● **YOUR ASSIGNMENT**:
Reproduce every entry below precisely; do not include the pictures.

[Entries from a dataset of interfaces]

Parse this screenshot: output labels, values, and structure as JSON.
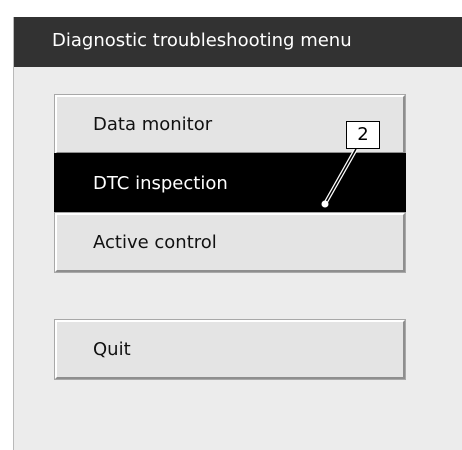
{
  "window": {
    "title": "Diagnostic troubleshooting menu"
  },
  "menu": {
    "items": [
      {
        "label": "Data monitor",
        "selected": false
      },
      {
        "label": "DTC inspection",
        "selected": true
      },
      {
        "label": "Active control",
        "selected": false
      }
    ],
    "quit_label": "Quit"
  },
  "callout": {
    "number": "2"
  },
  "colors": {
    "titlebar": "#323232",
    "window_bg": "#ececec",
    "button_bg": "#e4e4e4",
    "selected_bg": "#000000",
    "selected_text": "#ffffff"
  }
}
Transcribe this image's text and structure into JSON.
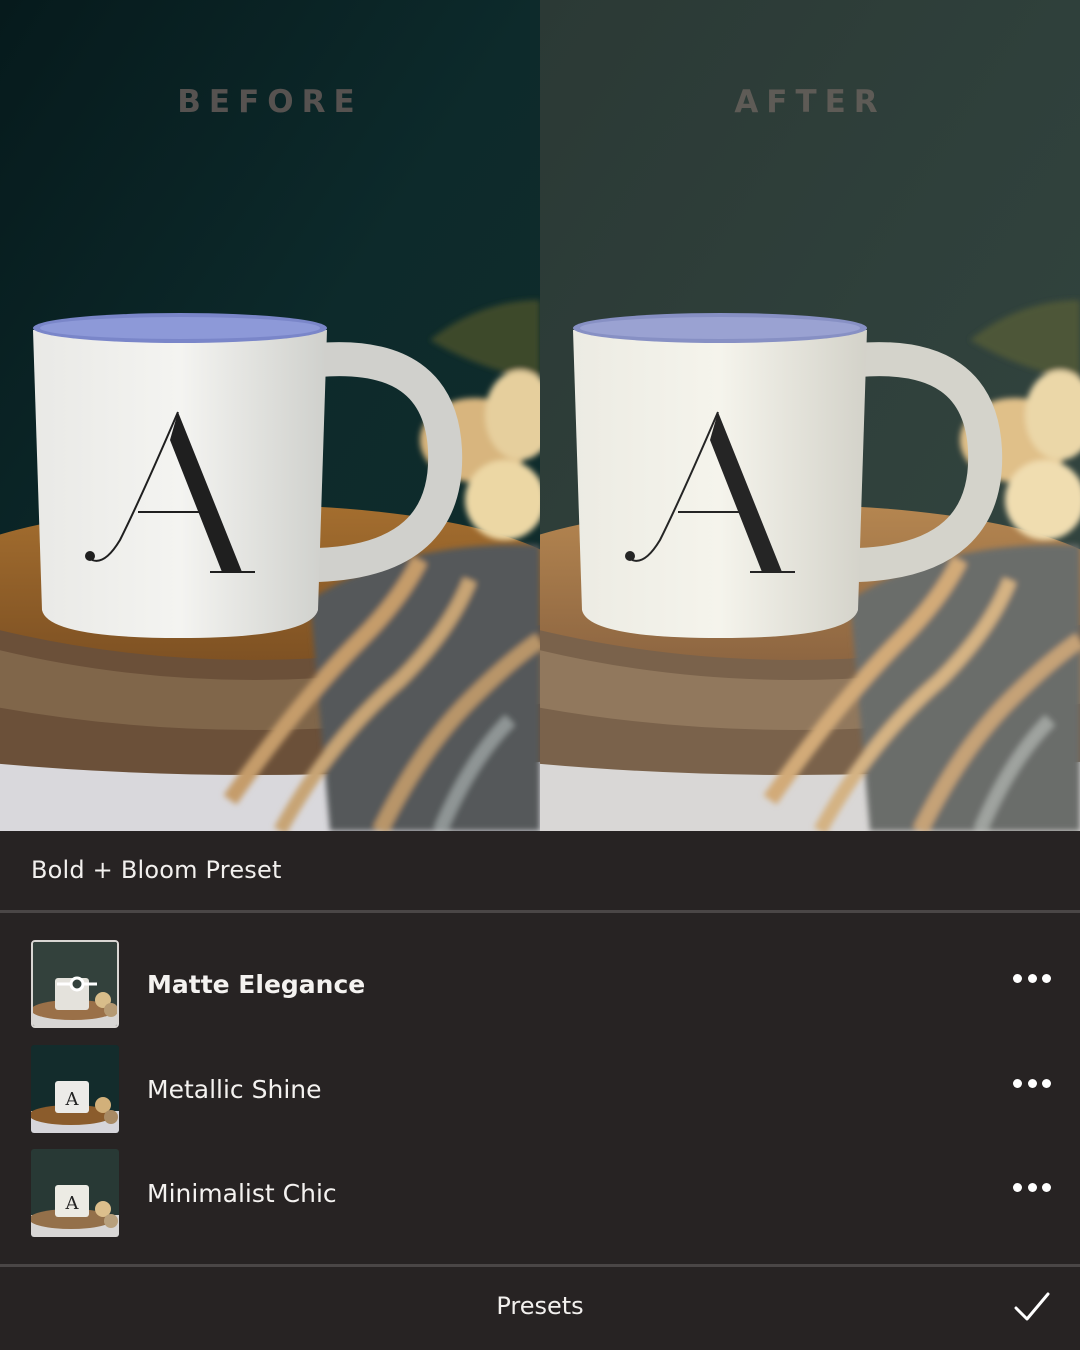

● **TASK SOLUTION**:
Parse this screenshot: output labels, values, and structure as JSON.
{
  "window": {
    "title": "Diagnostic troubleshooting menu"
  },
  "menu": {
    "items": [
      {
        "label": "Data monitor",
        "selected": false
      },
      {
        "label": "DTC inspection",
        "selected": true
      },
      {
        "label": "Active control",
        "selected": false
      }
    ],
    "quit_label": "Quit"
  },
  "callout": {
    "number": "2"
  },
  "colors": {
    "titlebar": "#323232",
    "window_bg": "#ececec",
    "button_bg": "#e4e4e4",
    "selected_bg": "#000000",
    "selected_text": "#ffffff"
  }
}
Transcribe this image's text and structure into JSON.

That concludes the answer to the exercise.